Records
_ _ _

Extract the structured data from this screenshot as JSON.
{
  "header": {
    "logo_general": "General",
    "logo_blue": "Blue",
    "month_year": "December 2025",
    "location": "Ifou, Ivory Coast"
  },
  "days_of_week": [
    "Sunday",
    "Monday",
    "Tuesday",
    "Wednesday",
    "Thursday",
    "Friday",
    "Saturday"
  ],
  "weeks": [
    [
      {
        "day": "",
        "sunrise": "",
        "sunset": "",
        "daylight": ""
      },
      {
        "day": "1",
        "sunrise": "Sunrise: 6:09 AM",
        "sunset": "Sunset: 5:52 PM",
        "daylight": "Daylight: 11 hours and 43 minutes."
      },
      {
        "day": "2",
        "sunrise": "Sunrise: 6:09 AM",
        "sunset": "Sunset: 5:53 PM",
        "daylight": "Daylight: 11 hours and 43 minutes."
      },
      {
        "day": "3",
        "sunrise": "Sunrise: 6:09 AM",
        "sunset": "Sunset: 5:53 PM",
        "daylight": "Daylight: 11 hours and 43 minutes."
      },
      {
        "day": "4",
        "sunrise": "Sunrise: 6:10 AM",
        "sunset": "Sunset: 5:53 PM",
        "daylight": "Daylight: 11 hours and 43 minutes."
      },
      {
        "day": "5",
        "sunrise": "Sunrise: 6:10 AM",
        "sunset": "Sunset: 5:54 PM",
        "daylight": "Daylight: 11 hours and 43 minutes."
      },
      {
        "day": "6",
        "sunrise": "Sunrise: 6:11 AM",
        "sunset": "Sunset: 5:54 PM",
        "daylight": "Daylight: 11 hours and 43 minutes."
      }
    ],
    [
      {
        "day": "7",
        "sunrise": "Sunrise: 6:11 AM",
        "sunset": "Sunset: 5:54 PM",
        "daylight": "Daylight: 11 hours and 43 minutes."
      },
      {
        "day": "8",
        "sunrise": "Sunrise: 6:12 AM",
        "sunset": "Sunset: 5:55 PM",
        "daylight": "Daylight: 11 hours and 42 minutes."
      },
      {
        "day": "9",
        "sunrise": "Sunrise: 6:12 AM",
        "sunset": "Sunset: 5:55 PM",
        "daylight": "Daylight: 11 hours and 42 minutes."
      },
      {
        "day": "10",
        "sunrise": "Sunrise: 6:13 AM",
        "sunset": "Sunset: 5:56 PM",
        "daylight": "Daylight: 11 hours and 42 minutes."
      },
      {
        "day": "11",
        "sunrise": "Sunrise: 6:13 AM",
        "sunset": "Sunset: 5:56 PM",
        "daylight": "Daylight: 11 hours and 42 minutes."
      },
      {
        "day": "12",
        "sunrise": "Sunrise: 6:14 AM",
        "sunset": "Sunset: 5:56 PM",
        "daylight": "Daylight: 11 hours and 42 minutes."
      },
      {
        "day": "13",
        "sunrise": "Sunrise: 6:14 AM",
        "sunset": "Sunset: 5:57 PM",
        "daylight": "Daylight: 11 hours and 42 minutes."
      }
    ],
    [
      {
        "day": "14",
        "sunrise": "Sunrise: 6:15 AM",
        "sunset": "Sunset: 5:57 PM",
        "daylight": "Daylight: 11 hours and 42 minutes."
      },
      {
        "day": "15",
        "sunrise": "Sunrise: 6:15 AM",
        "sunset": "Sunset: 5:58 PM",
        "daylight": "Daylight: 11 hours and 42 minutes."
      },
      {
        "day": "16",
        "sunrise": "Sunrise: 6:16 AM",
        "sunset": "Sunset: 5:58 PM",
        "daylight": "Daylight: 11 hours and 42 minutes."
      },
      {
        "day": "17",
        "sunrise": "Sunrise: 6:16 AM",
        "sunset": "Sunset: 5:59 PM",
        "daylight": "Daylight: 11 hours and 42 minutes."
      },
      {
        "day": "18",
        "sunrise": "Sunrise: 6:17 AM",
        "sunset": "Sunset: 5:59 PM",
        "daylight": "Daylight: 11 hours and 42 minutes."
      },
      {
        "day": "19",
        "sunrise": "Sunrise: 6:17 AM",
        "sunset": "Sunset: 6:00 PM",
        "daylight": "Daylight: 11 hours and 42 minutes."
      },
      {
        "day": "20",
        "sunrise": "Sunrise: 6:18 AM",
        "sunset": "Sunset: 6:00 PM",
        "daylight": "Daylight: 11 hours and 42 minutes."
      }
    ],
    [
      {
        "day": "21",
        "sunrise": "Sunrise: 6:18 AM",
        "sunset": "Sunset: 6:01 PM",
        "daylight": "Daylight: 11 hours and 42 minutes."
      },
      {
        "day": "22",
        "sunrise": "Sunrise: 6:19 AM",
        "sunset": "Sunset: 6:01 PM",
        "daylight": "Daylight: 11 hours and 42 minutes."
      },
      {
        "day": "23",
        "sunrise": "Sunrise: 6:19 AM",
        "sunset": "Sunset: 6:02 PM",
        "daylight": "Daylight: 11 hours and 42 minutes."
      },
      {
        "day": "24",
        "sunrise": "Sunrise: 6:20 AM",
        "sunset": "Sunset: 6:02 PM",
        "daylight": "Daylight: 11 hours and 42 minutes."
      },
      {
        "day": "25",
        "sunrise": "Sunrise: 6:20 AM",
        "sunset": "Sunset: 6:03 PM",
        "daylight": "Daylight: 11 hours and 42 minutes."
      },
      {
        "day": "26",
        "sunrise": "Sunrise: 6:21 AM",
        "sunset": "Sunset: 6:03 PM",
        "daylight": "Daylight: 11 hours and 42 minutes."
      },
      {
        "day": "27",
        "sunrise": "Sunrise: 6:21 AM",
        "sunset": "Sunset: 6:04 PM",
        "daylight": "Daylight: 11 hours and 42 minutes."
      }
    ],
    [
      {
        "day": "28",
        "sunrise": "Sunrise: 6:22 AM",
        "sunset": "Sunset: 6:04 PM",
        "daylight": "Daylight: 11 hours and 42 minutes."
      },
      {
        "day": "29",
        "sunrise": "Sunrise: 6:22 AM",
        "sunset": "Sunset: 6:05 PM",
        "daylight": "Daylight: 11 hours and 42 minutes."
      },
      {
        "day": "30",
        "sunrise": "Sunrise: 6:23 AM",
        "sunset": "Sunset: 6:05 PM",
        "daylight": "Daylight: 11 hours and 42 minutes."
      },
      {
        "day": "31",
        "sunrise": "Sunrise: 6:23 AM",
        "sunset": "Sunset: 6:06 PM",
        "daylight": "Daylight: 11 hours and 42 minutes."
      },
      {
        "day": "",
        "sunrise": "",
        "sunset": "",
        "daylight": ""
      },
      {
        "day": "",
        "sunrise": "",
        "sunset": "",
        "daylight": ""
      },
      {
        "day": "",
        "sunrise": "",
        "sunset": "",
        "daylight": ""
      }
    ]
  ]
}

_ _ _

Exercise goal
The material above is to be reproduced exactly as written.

Answer to this task
Extract the structured data from this screenshot as JSON.
{
  "header": {
    "logo_general": "General",
    "logo_blue": "Blue",
    "month_year": "December 2025",
    "location": "Ifou, Ivory Coast"
  },
  "days_of_week": [
    "Sunday",
    "Monday",
    "Tuesday",
    "Wednesday",
    "Thursday",
    "Friday",
    "Saturday"
  ],
  "weeks": [
    [
      {
        "day": "",
        "sunrise": "",
        "sunset": "",
        "daylight": ""
      },
      {
        "day": "1",
        "sunrise": "Sunrise: 6:09 AM",
        "sunset": "Sunset: 5:52 PM",
        "daylight": "Daylight: 11 hours and 43 minutes."
      },
      {
        "day": "2",
        "sunrise": "Sunrise: 6:09 AM",
        "sunset": "Sunset: 5:53 PM",
        "daylight": "Daylight: 11 hours and 43 minutes."
      },
      {
        "day": "3",
        "sunrise": "Sunrise: 6:09 AM",
        "sunset": "Sunset: 5:53 PM",
        "daylight": "Daylight: 11 hours and 43 minutes."
      },
      {
        "day": "4",
        "sunrise": "Sunrise: 6:10 AM",
        "sunset": "Sunset: 5:53 PM",
        "daylight": "Daylight: 11 hours and 43 minutes."
      },
      {
        "day": "5",
        "sunrise": "Sunrise: 6:10 AM",
        "sunset": "Sunset: 5:54 PM",
        "daylight": "Daylight: 11 hours and 43 minutes."
      },
      {
        "day": "6",
        "sunrise": "Sunrise: 6:11 AM",
        "sunset": "Sunset: 5:54 PM",
        "daylight": "Daylight: 11 hours and 43 minutes."
      }
    ],
    [
      {
        "day": "7",
        "sunrise": "Sunrise: 6:11 AM",
        "sunset": "Sunset: 5:54 PM",
        "daylight": "Daylight: 11 hours and 43 minutes."
      },
      {
        "day": "8",
        "sunrise": "Sunrise: 6:12 AM",
        "sunset": "Sunset: 5:55 PM",
        "daylight": "Daylight: 11 hours and 42 minutes."
      },
      {
        "day": "9",
        "sunrise": "Sunrise: 6:12 AM",
        "sunset": "Sunset: 5:55 PM",
        "daylight": "Daylight: 11 hours and 42 minutes."
      },
      {
        "day": "10",
        "sunrise": "Sunrise: 6:13 AM",
        "sunset": "Sunset: 5:56 PM",
        "daylight": "Daylight: 11 hours and 42 minutes."
      },
      {
        "day": "11",
        "sunrise": "Sunrise: 6:13 AM",
        "sunset": "Sunset: 5:56 PM",
        "daylight": "Daylight: 11 hours and 42 minutes."
      },
      {
        "day": "12",
        "sunrise": "Sunrise: 6:14 AM",
        "sunset": "Sunset: 5:56 PM",
        "daylight": "Daylight: 11 hours and 42 minutes."
      },
      {
        "day": "13",
        "sunrise": "Sunrise: 6:14 AM",
        "sunset": "Sunset: 5:57 PM",
        "daylight": "Daylight: 11 hours and 42 minutes."
      }
    ],
    [
      {
        "day": "14",
        "sunrise": "Sunrise: 6:15 AM",
        "sunset": "Sunset: 5:57 PM",
        "daylight": "Daylight: 11 hours and 42 minutes."
      },
      {
        "day": "15",
        "sunrise": "Sunrise: 6:15 AM",
        "sunset": "Sunset: 5:58 PM",
        "daylight": "Daylight: 11 hours and 42 minutes."
      },
      {
        "day": "16",
        "sunrise": "Sunrise: 6:16 AM",
        "sunset": "Sunset: 5:58 PM",
        "daylight": "Daylight: 11 hours and 42 minutes."
      },
      {
        "day": "17",
        "sunrise": "Sunrise: 6:16 AM",
        "sunset": "Sunset: 5:59 PM",
        "daylight": "Daylight: 11 hours and 42 minutes."
      },
      {
        "day": "18",
        "sunrise": "Sunrise: 6:17 AM",
        "sunset": "Sunset: 5:59 PM",
        "daylight": "Daylight: 11 hours and 42 minutes."
      },
      {
        "day": "19",
        "sunrise": "Sunrise: 6:17 AM",
        "sunset": "Sunset: 6:00 PM",
        "daylight": "Daylight: 11 hours and 42 minutes."
      },
      {
        "day": "20",
        "sunrise": "Sunrise: 6:18 AM",
        "sunset": "Sunset: 6:00 PM",
        "daylight": "Daylight: 11 hours and 42 minutes."
      }
    ],
    [
      {
        "day": "21",
        "sunrise": "Sunrise: 6:18 AM",
        "sunset": "Sunset: 6:01 PM",
        "daylight": "Daylight: 11 hours and 42 minutes."
      },
      {
        "day": "22",
        "sunrise": "Sunrise: 6:19 AM",
        "sunset": "Sunset: 6:01 PM",
        "daylight": "Daylight: 11 hours and 42 minutes."
      },
      {
        "day": "23",
        "sunrise": "Sunrise: 6:19 AM",
        "sunset": "Sunset: 6:02 PM",
        "daylight": "Daylight: 11 hours and 42 minutes."
      },
      {
        "day": "24",
        "sunrise": "Sunrise: 6:20 AM",
        "sunset": "Sunset: 6:02 PM",
        "daylight": "Daylight: 11 hours and 42 minutes."
      },
      {
        "day": "25",
        "sunrise": "Sunrise: 6:20 AM",
        "sunset": "Sunset: 6:03 PM",
        "daylight": "Daylight: 11 hours and 42 minutes."
      },
      {
        "day": "26",
        "sunrise": "Sunrise: 6:21 AM",
        "sunset": "Sunset: 6:03 PM",
        "daylight": "Daylight: 11 hours and 42 minutes."
      },
      {
        "day": "27",
        "sunrise": "Sunrise: 6:21 AM",
        "sunset": "Sunset: 6:04 PM",
        "daylight": "Daylight: 11 hours and 42 minutes."
      }
    ],
    [
      {
        "day": "28",
        "sunrise": "Sunrise: 6:22 AM",
        "sunset": "Sunset: 6:04 PM",
        "daylight": "Daylight: 11 hours and 42 minutes."
      },
      {
        "day": "29",
        "sunrise": "Sunrise: 6:22 AM",
        "sunset": "Sunset: 6:05 PM",
        "daylight": "Daylight: 11 hours and 42 minutes."
      },
      {
        "day": "30",
        "sunrise": "Sunrise: 6:23 AM",
        "sunset": "Sunset: 6:05 PM",
        "daylight": "Daylight: 11 hours and 42 minutes."
      },
      {
        "day": "31",
        "sunrise": "Sunrise: 6:23 AM",
        "sunset": "Sunset: 6:06 PM",
        "daylight": "Daylight: 11 hours and 42 minutes."
      },
      {
        "day": "",
        "sunrise": "",
        "sunset": "",
        "daylight": ""
      },
      {
        "day": "",
        "sunrise": "",
        "sunset": "",
        "daylight": ""
      },
      {
        "day": "",
        "sunrise": "",
        "sunset": "",
        "daylight": ""
      }
    ]
  ]
}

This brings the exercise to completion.